Derby Cathedral, or the Cathedral of All Saints, became a cathedral in 1927 with much of the current building dating from around 1725 and having been designed by James Gibbs, who also designed St Martin-in-the-Fields. There has been a church on the site however dating back to around 943.
When we visited part of the building was covered in scaffolding so that marred the photography a bit, however the tower was very imposing; at 212 feet high it is the second tallest in the UK, the tallest being at Lincoln Cathedral.
The interior was very bright and airy, with its white and gold neoclassical design which was completed in 1725.

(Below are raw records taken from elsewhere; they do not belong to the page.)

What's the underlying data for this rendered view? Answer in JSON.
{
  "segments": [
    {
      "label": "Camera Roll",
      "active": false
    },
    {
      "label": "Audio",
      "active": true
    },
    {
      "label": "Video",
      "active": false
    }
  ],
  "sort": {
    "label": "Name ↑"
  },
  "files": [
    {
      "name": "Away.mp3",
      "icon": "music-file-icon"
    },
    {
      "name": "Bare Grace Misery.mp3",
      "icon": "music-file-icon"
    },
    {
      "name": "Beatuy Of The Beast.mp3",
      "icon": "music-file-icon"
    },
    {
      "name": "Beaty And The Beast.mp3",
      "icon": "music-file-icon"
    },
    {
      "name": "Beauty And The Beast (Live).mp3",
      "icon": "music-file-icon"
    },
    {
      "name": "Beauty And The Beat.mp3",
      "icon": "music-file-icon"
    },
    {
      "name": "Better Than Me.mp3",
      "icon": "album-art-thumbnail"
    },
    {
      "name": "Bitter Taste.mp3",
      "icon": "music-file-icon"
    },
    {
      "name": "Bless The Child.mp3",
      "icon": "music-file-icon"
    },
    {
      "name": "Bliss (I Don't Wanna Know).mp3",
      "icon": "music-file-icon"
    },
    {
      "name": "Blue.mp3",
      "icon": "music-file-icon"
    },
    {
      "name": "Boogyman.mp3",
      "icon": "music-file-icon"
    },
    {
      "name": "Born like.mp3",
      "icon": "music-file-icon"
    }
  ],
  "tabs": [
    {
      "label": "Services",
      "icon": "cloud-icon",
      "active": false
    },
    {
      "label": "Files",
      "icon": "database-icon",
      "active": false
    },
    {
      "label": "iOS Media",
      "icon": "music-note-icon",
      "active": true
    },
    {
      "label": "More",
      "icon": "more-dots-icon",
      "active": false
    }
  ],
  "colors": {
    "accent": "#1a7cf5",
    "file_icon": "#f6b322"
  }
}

There are only two stained glass windows in the building, the rest being clear. They were installed in 1965 and designed by Ceri Richards and are certainly a bright addition.
The most impressive section of the cathedral though is the monument to Bess of Hardwick, owner of Hardwick Hall. Bess was buried there in 1608 when it was the medieval church. Bess had the monument designed and made before her death.
Many other members of the Cavendish family, up to fifty of them, were buried here including Georgiana, Duchess of Devonshire in 1806.
The wrought iron screens seen below were designed by a Derby iron-smith Robert Bakewell and probably finished around 1730. The Royal Arms on the top are those of George II.
Well worth popping into, you can find more photos here.